Ancient kangaroo had a koala-like face and jaws of steel

This ancient kangaroo really knew how to chew the scenery.

Sthenurine kangaroos, also called “short-faced” kangaroos, are extinct now. But these marsupials lived in Australia around 42,000 years ago. And unlike modern kangaroos, they had short snouts, powerful jaws and teeth and skulls built for a tough, hefty diet.

Rex Mitchell, a researcher of feeding biomechanics and skull shape at the University of Arkansas, created a digital model of a skull belonging to one extinct species, Simosthenurus occidentalis, to test the bite force. His study published Wednesday in the journal PLOS ONE.

Previous research focused on the powerful jaws belonging to the species. Mitchell proposed that the skull would need to be fortified against the outcome of chewing tough, woody food with a strong bite force.

With their short noses, they looked more like koalas in the face than modern kangaroos. These marsupial herbivores diverged from kangaroos and wallabies 15 million years ago. Today, their closest living relative is the banded-hair wallaby.

Simosthenurus occidentalis could weigh 260 pounds.

“They grew to their larger sizes independently of modern-day kangaroos,” Mitchell said. “They would have looked quite different to modern-day kangaroos — in general they had a more thick-set body, long muscular arms with long grasping fingers, many species had only one large toe on each foot, and some, including this species studied here, had box-shaped heads that looked more like a koala’s.”

Mitchell’s simulations using the digital skull showed that the cheekbones provided a foundation for muscles to prevent jaw dislocation and the front and roof of the skull created an arch to prevent any twisting during chewing.

Adapting to eat tough food helped the kangaroos survive, eating things that other species couldn’t. It’s similar to other modern species as well, Mitchell said.

“The skull of the extinct kangaroo studied here differs from those of today’s kangaroos in many of the ways a giant panda’s skull differs from other bears. So, it seems that the strange skull of this kangaroo was, in a functional sense, less like a modern-day kangaroo’s and more like a giant panda’s,” Mitchell said.

Their shorter snout was also part of the adaptation. Mitchell’s previous research showed that the lack of a long snout allowed the kangaroo to use more efficient muscle force behind its bite.

The kangaroos would need to eat low-nutrition, tough foods during climate change. Unlike modern kangaroos, Simosthenurus didn’t graze on grass. Instead, it used its long arms to browse by reaching for leaves, twigs, tree branches and shrubs. When the climate was warmer and wetter, they probably had their choice of flowers, fruits and fresh leaves, Mitchell said.

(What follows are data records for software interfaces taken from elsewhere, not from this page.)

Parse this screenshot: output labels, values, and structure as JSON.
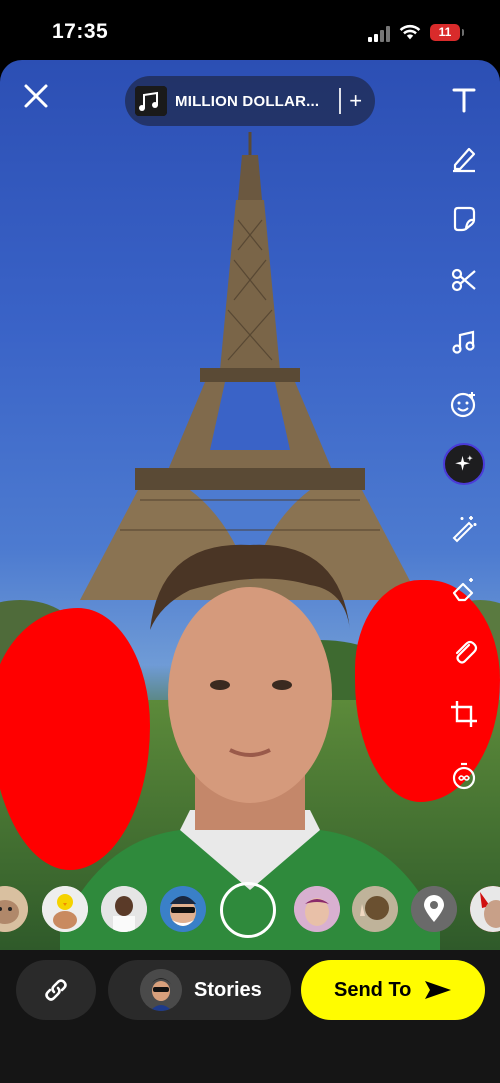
{
  "status_bar": {
    "time": "17:35",
    "battery": "11"
  },
  "music": {
    "title": "MILLION DOLLAR...",
    "add_symbol": "+"
  },
  "toolbar": {
    "tools": [
      "text-icon",
      "pencil-icon",
      "sticker-icon",
      "scissors-icon",
      "music-note-icon",
      "emoji-icon",
      "ai-sparkle-icon",
      "magic-wand-icon",
      "eraser-icon",
      "paperclip-icon",
      "crop-icon",
      "timer-icon"
    ]
  },
  "bottom": {
    "stories_label": "Stories",
    "send_label": "Send To"
  },
  "colors": {
    "accent_yellow": "#fffc00",
    "redaction": "#ff0000",
    "panel": "#2a2a2a"
  }
}
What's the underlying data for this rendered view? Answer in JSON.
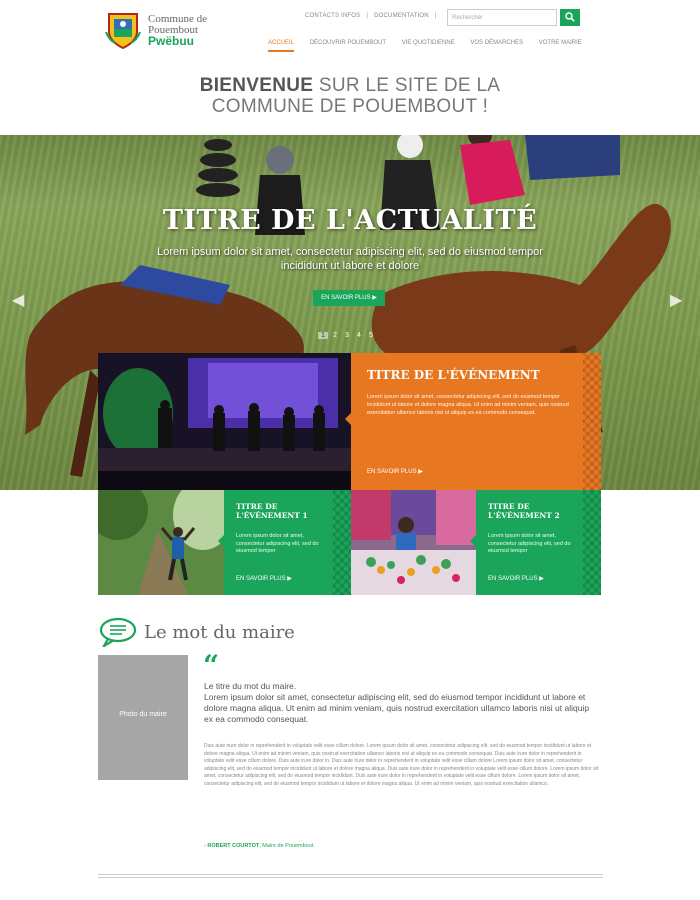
{
  "header": {
    "logo_line1": "Commune de",
    "logo_line2": "Pouembout",
    "logo_line3": "Pwëbuu",
    "toplinks": [
      "CONTACTS INFOS",
      "DOCUMENTATION"
    ],
    "search_placeholder": "Rechercher",
    "nav": [
      "ACCUEIL",
      "DÉCOUVRIR POUEMBOUT",
      "VIE QUOTIDIENNE",
      "VOS DÉMARCHES",
      "VOTRE MAIRIE"
    ],
    "active_nav": "ACCUEIL",
    "accent_color": "#e87722",
    "brand_color": "#1aa55a"
  },
  "welcome": {
    "bold": "BIENVENUE",
    "rest_line1": " SUR LE SITE DE LA",
    "line2": "COMMUNE DE POUEMBOUT !"
  },
  "hero": {
    "title": "TITRE DE L'ACTUALITÉ",
    "subtitle": "Lorem ipsum dolor sit amet, consectetur adipiscing elit, sed do eiusmod tempor incididunt ut labore et dolore",
    "button": "EN SAVOIR PLUS ▶",
    "prev_icon": "◀",
    "next_icon": "▶",
    "dots": [
      "1",
      "2",
      "3",
      "4",
      "5"
    ],
    "active_dot": "1"
  },
  "events": {
    "main": {
      "title": "TITRE DE L'ÉVÉNEMENT",
      "text": "Lorem ipsum dolor sit amet, consectetur adipiscing elit, sed do eiusmod tempor incididunt ut labore et dolore magna aliqua. Ut enim ad minim veniam, quis nostrud exercitation ullamco laboris nisi ut aliquip ex ea commodo consequat.",
      "more": "EN SAVOIR PLUS ▶"
    },
    "one": {
      "title": "TITRE DE L'ÉVÉNEMENT 1",
      "text": "Lorem ipsum dolor sit amet, consectetur adipiscing elit, sed do eiusmod tempor",
      "more": "EN SAVOIR PLUS ▶"
    },
    "two": {
      "title": "TITRE DE L'ÉVÉNEMENT 2",
      "text": "Lorem ipsum dolor sit amet, consectetur adipiscing elit, sed do eiusmod tempor",
      "more": "EN SAVOIR PLUS ▶"
    }
  },
  "maire": {
    "section_title": "Le mot du maire",
    "photo_label": "Photo du maire",
    "quote_mark": "“",
    "heading": "Le titre du mot du maire.",
    "lead": "Lorem ipsum dolor sit amet, consectetur adipiscing elit, sed do eiusmod tempor incididunt ut labore et dolore magna aliqua. Ut enim ad minim veniam, quis nostrud exercitation ullamco laboris nisi ut aliquip ex ea commodo consequat.",
    "body": "Duis aute irure dolor in reprehenderit in voluptate velit esse cillum dolore. Lorem ipsum dolor sit amet, consectetur adipiscing elit, sed do eiusmod tempor incididunt ut labore et dolore magna aliqua. Ut enim ad minim veniam, quis nostrud exercitation ullamco laboris nisi ut aliquip ex ea commodo consequat. Duis aute irure dolor in reprehenderit in voluptate velit esse cillum dolore. Duis aute irure dolor in. Duis aute irure dolor in reprehenderit in voluptate velit esse cillum dolore Lorem ipsum dolor sit amet, consectetur adipiscing elit, sed do eiusmod tempor incididunt ut labore et dolore magna aliqua. Duis aute irure dolor in reprehenderit in voluptate velit esse cillum dolore. Lorem ipsum dolor sit amet, consectetur adipiscing elit, sed do eiusmod tempor incididunt. Duis aute irure dolor in reprehenderit in voluptate velit esse cillum dolore. Lorem ipsum dolor sit amet, consectetur adipiscing elit, sed do eiusmod tempor incididunt ut labore et dolore magna aliqua. Ut enim ad minim veniam, quis nostrud exercitation ullamco.",
    "signature_name": "- ROBERT COURTOT",
    "signature_role": ", Maire de Pouembout."
  }
}
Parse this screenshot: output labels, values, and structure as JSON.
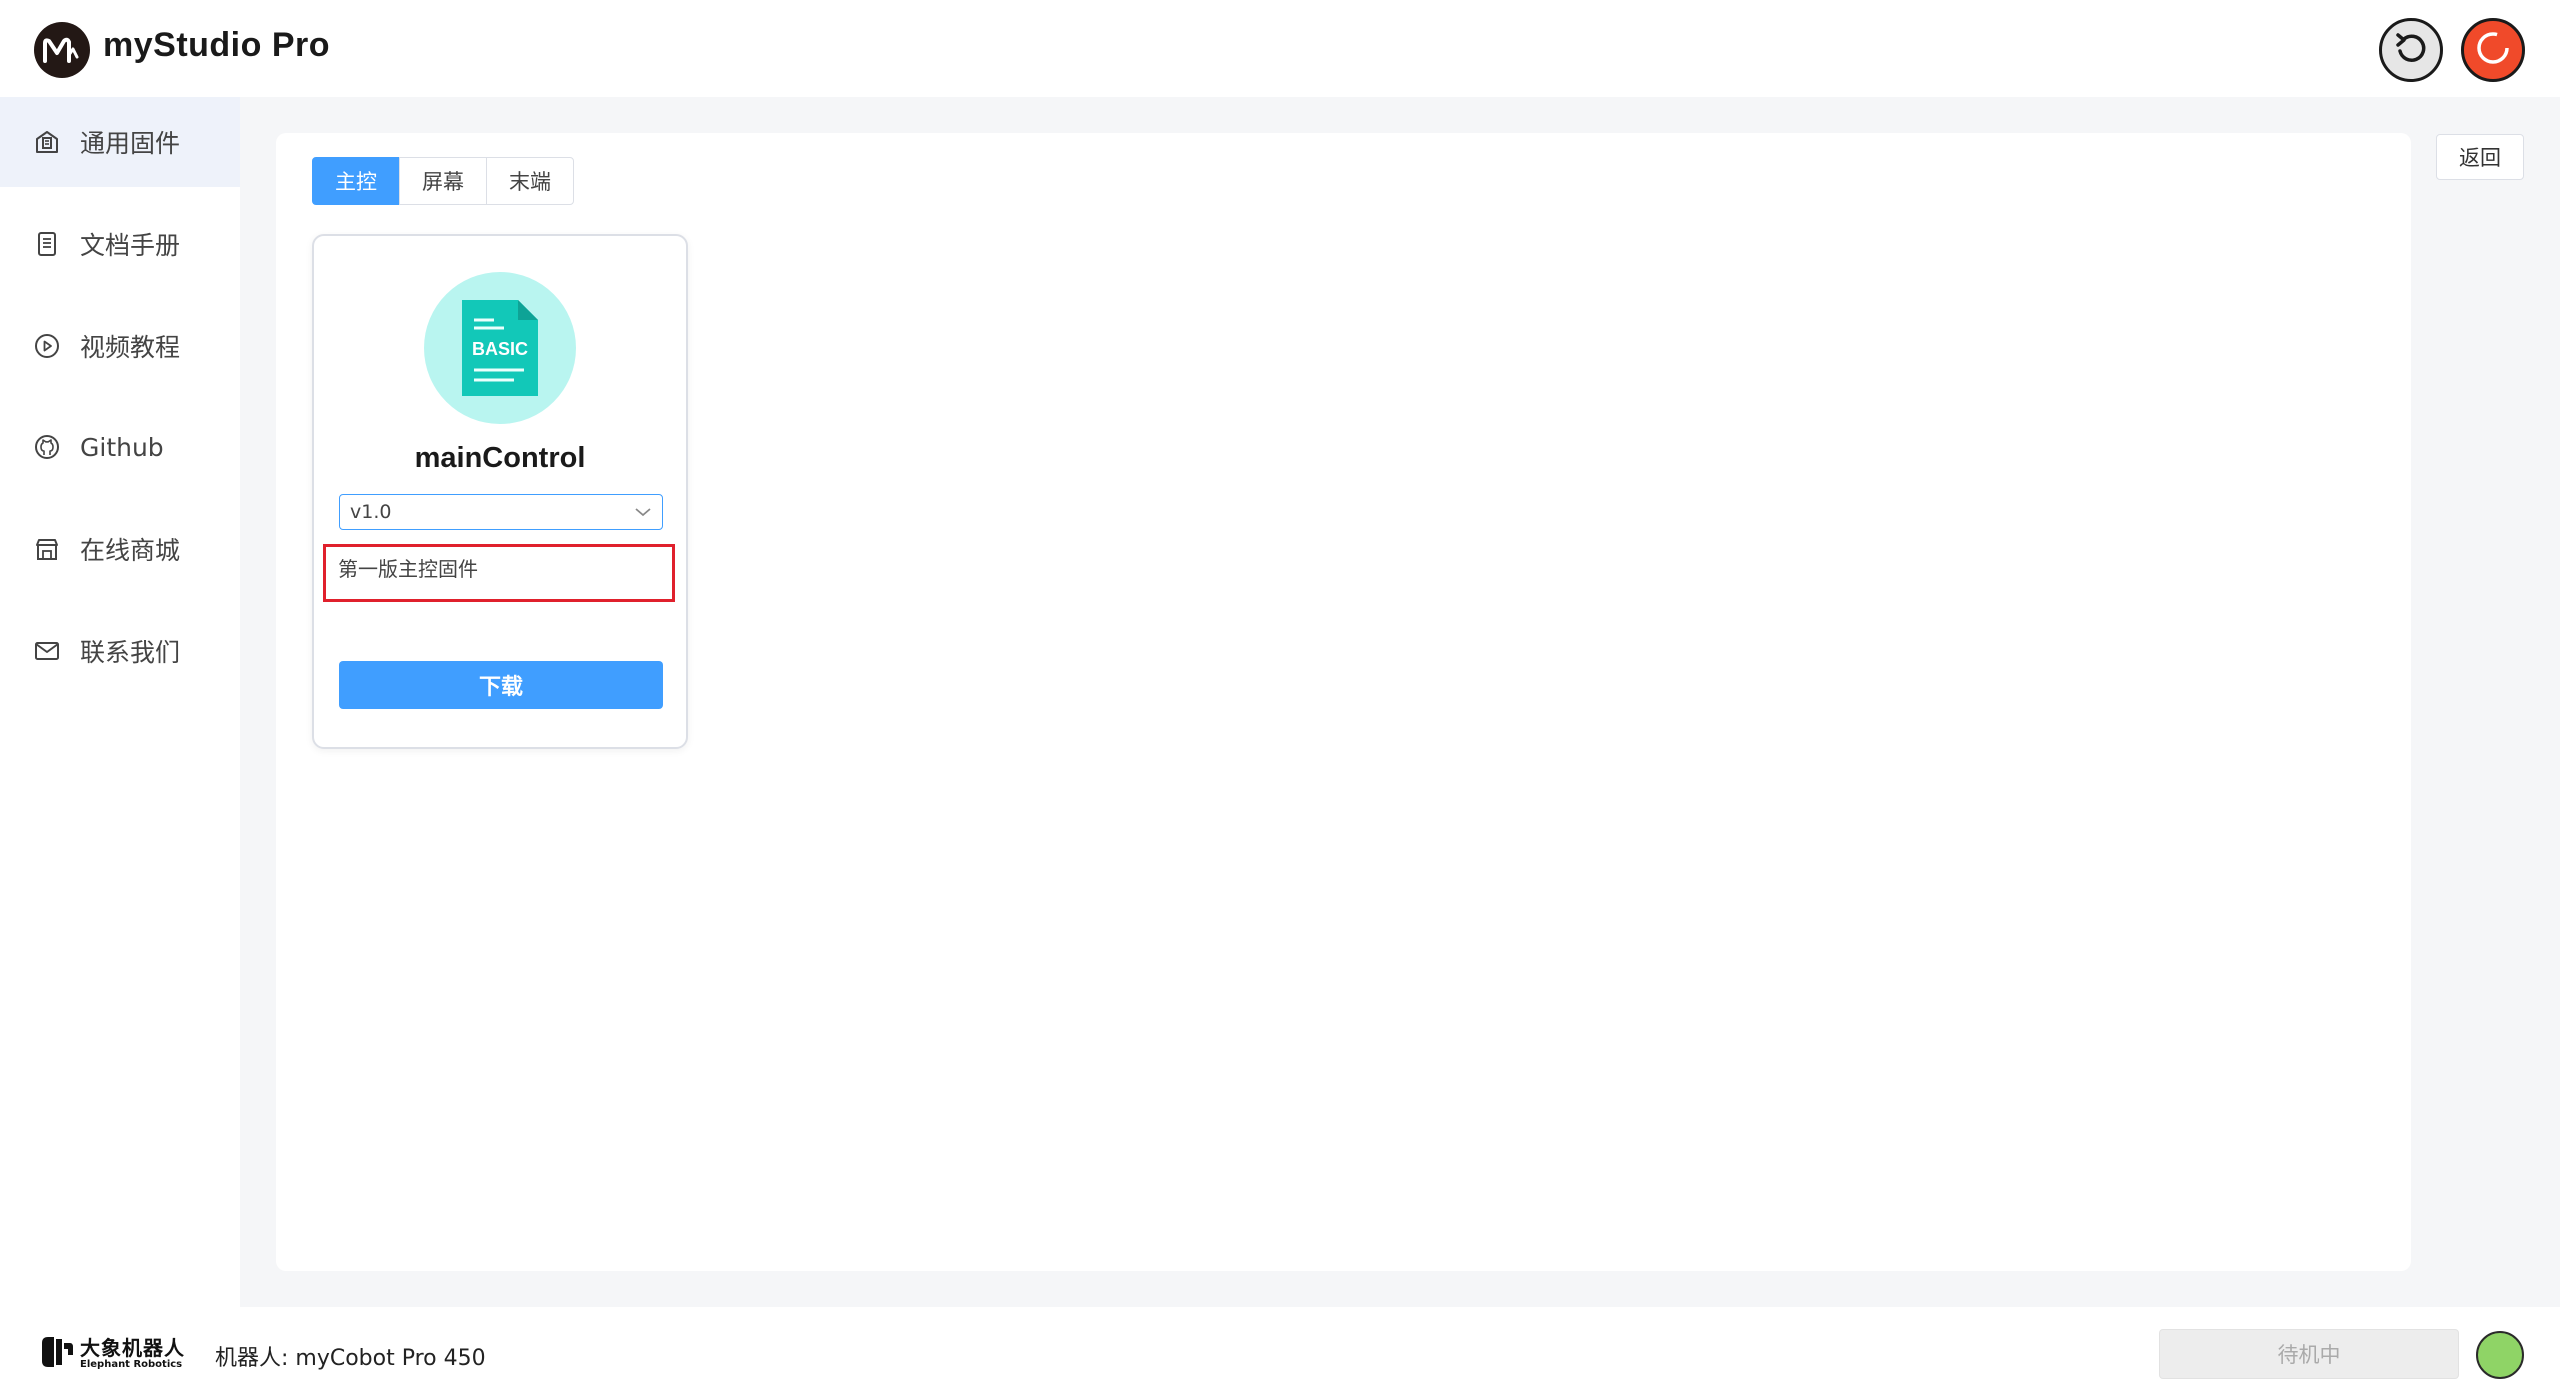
{
  "app": {
    "title": "myStudio Pro",
    "logo_icon": "mystudio-logo-icon"
  },
  "header": {
    "undo_icon": "undo-icon",
    "power_icon": "power-icon"
  },
  "sidebar": {
    "items": [
      {
        "label": "通用固件",
        "icon": "firmware-icon",
        "active": true
      },
      {
        "label": "文档手册",
        "icon": "document-icon",
        "active": false
      },
      {
        "label": "视频教程",
        "icon": "play-icon",
        "active": false
      },
      {
        "label": "Github",
        "icon": "github-icon",
        "active": false
      },
      {
        "label": "在线商城",
        "icon": "store-icon",
        "active": false
      },
      {
        "label": "联系我们",
        "icon": "mail-icon",
        "active": false
      }
    ]
  },
  "main": {
    "back_label": "返回",
    "tabs": [
      {
        "label": "主控",
        "active": true
      },
      {
        "label": "屏幕",
        "active": false
      },
      {
        "label": "末端",
        "active": false
      }
    ],
    "card": {
      "icon": "basic-file-icon",
      "icon_text": "BASIC",
      "title": "mainControl",
      "version": "v1.0",
      "description": "第一版主控固件",
      "download_label": "下载"
    }
  },
  "footer": {
    "brand_cn": "大象机器人",
    "brand_en": "Elephant Robotics",
    "robot_label": "机器人: myCobot Pro 450",
    "status_text": "待机中",
    "status_color": "#8fd466"
  },
  "colors": {
    "accent": "#409eff",
    "highlight_border": "#e0202c",
    "icon_bg": "#b9f5f0",
    "icon_fg": "#12c8b8"
  }
}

“However, when glacial cycles kicked in and productivity dropped, an ability to consume less desirable browse, such as thicker, woodier branches, may have helped them to survive prolonged glacial periods,” Mitchell said. “Short-faced kangaroos could persist on thick and woody, poor-quality vegetation at times of low productivity, such as during droughts, and prolonged glacial periods and associated continental drying. The ability to consume parts of plants that other herbivores of the time could not would have offered them a competitive edge when times were tough.”

While there’s no directly known cause for their extinction, previous research has suggested that changes in climate and hunting by humans could have led to their eventual demise.